→ **Information**:
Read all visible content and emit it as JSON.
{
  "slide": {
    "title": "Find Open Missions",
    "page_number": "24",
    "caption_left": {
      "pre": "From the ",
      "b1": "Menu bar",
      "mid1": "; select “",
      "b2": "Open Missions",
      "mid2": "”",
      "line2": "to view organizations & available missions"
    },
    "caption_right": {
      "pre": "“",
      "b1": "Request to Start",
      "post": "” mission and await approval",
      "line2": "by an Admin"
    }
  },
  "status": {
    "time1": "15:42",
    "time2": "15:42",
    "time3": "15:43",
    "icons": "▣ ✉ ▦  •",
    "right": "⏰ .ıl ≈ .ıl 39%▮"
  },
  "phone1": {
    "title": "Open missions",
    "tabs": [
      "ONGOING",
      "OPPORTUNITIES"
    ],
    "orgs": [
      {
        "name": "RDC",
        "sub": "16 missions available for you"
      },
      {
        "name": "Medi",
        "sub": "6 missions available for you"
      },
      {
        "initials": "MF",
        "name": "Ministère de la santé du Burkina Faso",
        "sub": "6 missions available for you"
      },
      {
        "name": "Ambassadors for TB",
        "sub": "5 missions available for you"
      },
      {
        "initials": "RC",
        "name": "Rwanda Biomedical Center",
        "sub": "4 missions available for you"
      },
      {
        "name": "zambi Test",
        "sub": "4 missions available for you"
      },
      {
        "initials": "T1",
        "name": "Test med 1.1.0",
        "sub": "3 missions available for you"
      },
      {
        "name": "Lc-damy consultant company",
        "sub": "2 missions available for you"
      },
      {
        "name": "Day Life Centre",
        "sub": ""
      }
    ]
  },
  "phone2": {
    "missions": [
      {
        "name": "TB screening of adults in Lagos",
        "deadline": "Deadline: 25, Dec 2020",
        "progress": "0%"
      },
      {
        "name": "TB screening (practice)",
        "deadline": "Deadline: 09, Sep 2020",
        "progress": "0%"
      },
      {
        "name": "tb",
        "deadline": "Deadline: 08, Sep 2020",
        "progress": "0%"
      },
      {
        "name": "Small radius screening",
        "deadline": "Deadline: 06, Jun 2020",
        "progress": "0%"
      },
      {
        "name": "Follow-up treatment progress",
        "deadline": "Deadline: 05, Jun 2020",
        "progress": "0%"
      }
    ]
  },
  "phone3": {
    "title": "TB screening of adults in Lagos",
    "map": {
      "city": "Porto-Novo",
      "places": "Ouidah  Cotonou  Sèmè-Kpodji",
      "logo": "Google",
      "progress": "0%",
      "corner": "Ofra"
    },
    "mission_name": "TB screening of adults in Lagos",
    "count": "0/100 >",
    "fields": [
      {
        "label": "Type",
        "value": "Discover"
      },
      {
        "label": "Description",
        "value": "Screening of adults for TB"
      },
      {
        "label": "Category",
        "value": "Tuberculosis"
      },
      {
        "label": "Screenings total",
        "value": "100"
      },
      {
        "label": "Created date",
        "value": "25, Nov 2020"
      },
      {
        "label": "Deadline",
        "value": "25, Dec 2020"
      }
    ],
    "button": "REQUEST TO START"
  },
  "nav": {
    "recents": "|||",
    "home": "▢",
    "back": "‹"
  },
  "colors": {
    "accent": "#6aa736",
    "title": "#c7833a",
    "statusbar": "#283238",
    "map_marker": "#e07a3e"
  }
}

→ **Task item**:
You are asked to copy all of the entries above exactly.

→ **Task output**:
Read all visible content and emit it as JSON.
{
  "slide": {
    "title": "Find Open Missions",
    "page_number": "24",
    "caption_left": {
      "pre": "From the ",
      "b1": "Menu bar",
      "mid1": "; select “",
      "b2": "Open Missions",
      "mid2": "”",
      "line2": "to view organizations & available missions"
    },
    "caption_right": {
      "pre": "“",
      "b1": "Request to Start",
      "post": "” mission and await approval",
      "line2": "by an Admin"
    }
  },
  "status": {
    "time1": "15:42",
    "time2": "15:42",
    "time3": "15:43",
    "icons": "▣ ✉ ▦  •",
    "right": "⏰ .ıl ≈ .ıl 39%▮"
  },
  "phone1": {
    "title": "Open missions",
    "tabs": [
      "ONGOING",
      "OPPORTUNITIES"
    ],
    "orgs": [
      {
        "name": "RDC",
        "sub": "16 missions available for you"
      },
      {
        "name": "Medi",
        "sub": "6 missions available for you"
      },
      {
        "initials": "MF",
        "name": "Ministère de la santé du Burkina Faso",
        "sub": "6 missions available for you"
      },
      {
        "name": "Ambassadors for TB",
        "sub": "5 missions available for you"
      },
      {
        "initials": "RC",
        "name": "Rwanda Biomedical Center",
        "sub": "4 missions available for you"
      },
      {
        "name": "zambi Test",
        "sub": "4 missions available for you"
      },
      {
        "initials": "T1",
        "name": "Test med 1.1.0",
        "sub": "3 missions available for you"
      },
      {
        "name": "Lc-damy consultant company",
        "sub": "2 missions available for you"
      },
      {
        "name": "Day Life Centre",
        "sub": ""
      }
    ]
  },
  "phone2": {
    "missions": [
      {
        "name": "TB screening of adults in Lagos",
        "deadline": "Deadline: 25, Dec 2020",
        "progress": "0%"
      },
      {
        "name": "TB screening (practice)",
        "deadline": "Deadline: 09, Sep 2020",
        "progress": "0%"
      },
      {
        "name": "tb",
        "deadline": "Deadline: 08, Sep 2020",
        "progress": "0%"
      },
      {
        "name": "Small radius screening",
        "deadline": "Deadline: 06, Jun 2020",
        "progress": "0%"
      },
      {
        "name": "Follow-up treatment progress",
        "deadline": "Deadline: 05, Jun 2020",
        "progress": "0%"
      }
    ]
  },
  "phone3": {
    "title": "TB screening of adults in Lagos",
    "map": {
      "city": "Porto-Novo",
      "places": "Ouidah  Cotonou  Sèmè-Kpodji",
      "logo": "Google",
      "progress": "0%",
      "corner": "Ofra"
    },
    "mission_name": "TB screening of adults in Lagos",
    "count": "0/100 >",
    "fields": [
      {
        "label": "Type",
        "value": "Discover"
      },
      {
        "label": "Description",
        "value": "Screening of adults for TB"
      },
      {
        "label": "Category",
        "value": "Tuberculosis"
      },
      {
        "label": "Screenings total",
        "value": "100"
      },
      {
        "label": "Created date",
        "value": "25, Nov 2020"
      },
      {
        "label": "Deadline",
        "value": "25, Dec 2020"
      }
    ],
    "button": "REQUEST TO START"
  },
  "nav": {
    "recents": "|||",
    "home": "▢",
    "back": "‹"
  },
  "colors": {
    "accent": "#6aa736",
    "title": "#c7833a",
    "statusbar": "#283238",
    "map_marker": "#e07a3e"
  }
}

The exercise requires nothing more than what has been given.